Taking the commercial idea further, wouldn’t jettisoning many batteries on a commercial aircraft carrying 100 people mean parachutes landing empty/used batteries is not feasible (if you think about how many flights take place on any given day around the world and the weight of the batteries, which could be several tonnes to transition and dock)? And is it even commercially viable from a cost standpoint to fly several tonnes of batteries every two hours to dozens of aircraft in a commercial world? Is it finally less expensive than using fuel?
For this scale, we would not propose our parachute approach, for large scale operations, you must drop and re-dock the flying UAV battery packs during flight. There is no reason a large flying UAV battery pack cannot fly up to and be tethered to a large aircraft carrying passengers, freight or military equipment and when the UAV is depleted, it drops away and glides to a landing at a predetermined recovery and recharge location. On the topic of expense, none of this is less expensive than using fuel! Fuel is still incredibly cheap for the amount of energy it is able to store. In the short term, electric airplanes are feasible for specific missions but not as a direct replacement for all fossil fuel burning aircraft. When quiet operations are required, or when the military demands a low heat signature for stealthy operation, or for areas with severe noise restrictions, or for training aircraft doing many landings and take-offs close to an airport, missions like this the electric plane makes sense. One day if society runs low on fossil fuels or when fuel becomes significantly more expensive, only then can you make a direct cost comparison with electric aircraft. This is why virtually all electric vehicles are being subsidized to some extent by someone.

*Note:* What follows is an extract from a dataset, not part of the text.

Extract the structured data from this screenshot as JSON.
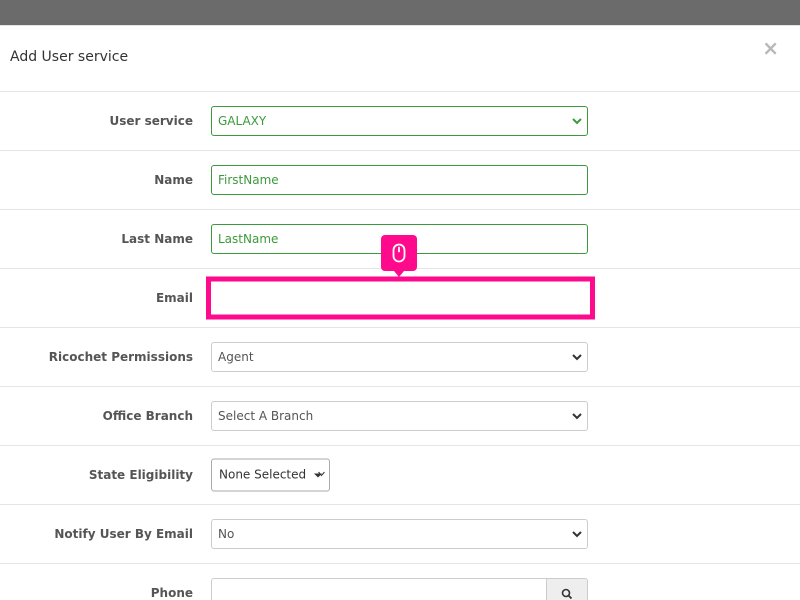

Following on from the last question – does your long term vision for commercial flights powered by electric batteries also rely on the future development of batteries?
The whole premise of our technology is that we are working to provide long-range electric flight now, in the near term, even if no improvements in batteries were forthcoming. We don’t want to wait for batteries to enable long range flight, and we don’t think we have to. In the area of lithium-ion polymer pouch cells suitable for electric vehicle applications, we honestly have not seen much is any improvement in wh/kg in the past 3 years or so – from 2009 to today. Of course improvements are coming, and when they do, you will still need our technology, only you can reduce the number of UAV docking operations for each particular mission. We don’t see any scenario in the foreseeable future where battery technology achieves anything close to fossil fuel energy density parity that is available for purchase and suitable for electric vehicles performing the same missions as gasoline vehicles. This is why we are confident that we are on the right path, and leading the push to build battery-agnostic long-range aircraft right now.

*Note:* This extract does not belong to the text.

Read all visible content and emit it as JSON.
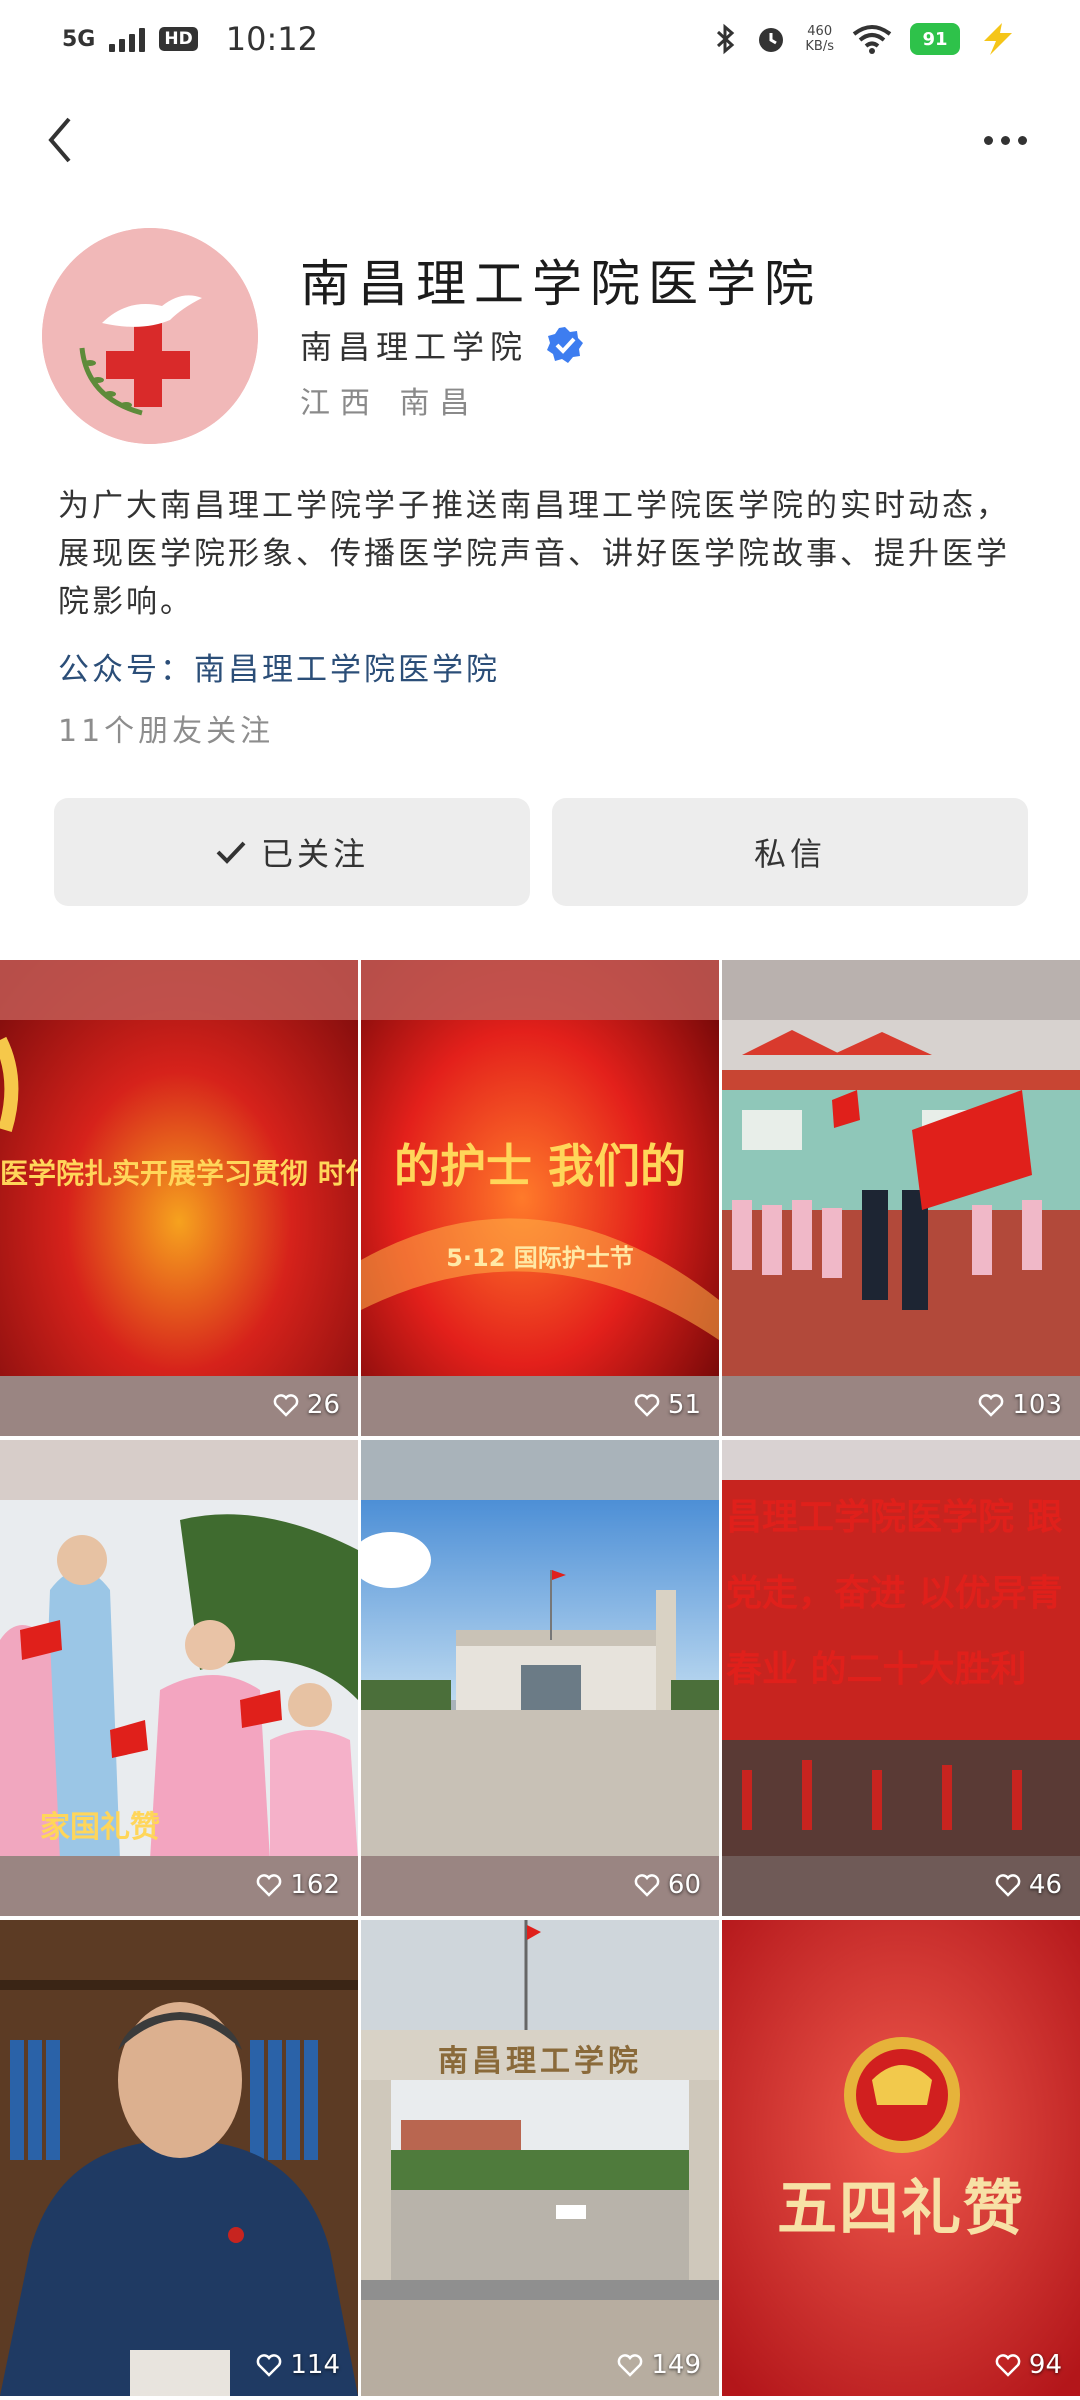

What does the Unmanned Aerial Vehicle (UAV) look like? There are various configurations – mostly a cylindrical pod containing batteries that also has wings! There are several in the image in the Wired article docked to our LREA. The DoE UAVs will be based more on a modified glider airframe, so they will all look different depending on the program.
On your team there are “Byron Young, Robert Ussery, and John Kolaczynski, who all came from the A160 Hummingbird VTOL Unmanned UAV Helicopter program, which successfully transitioned from DARPA funding to a commercial product of The Boeing Company” – can you tell me a bit more about the UAV Helicopter program, how it worked and how it supports the Flight of the Century mission? Also our Chief Engineer Ben Tigner came from the A160 program. This was an unmanned helicopter developed by Frontier Systems and sold to the Boeing Company seen here: http://www.boeing.com/bds/phantom_works/hummingbird.html Our engineers worked on this program as employees of either Frontier Systems or Boeing, or both. Our company Flight of the Century had no role in the A160, but we have the engineers who were successful and are experienced from that exciting program.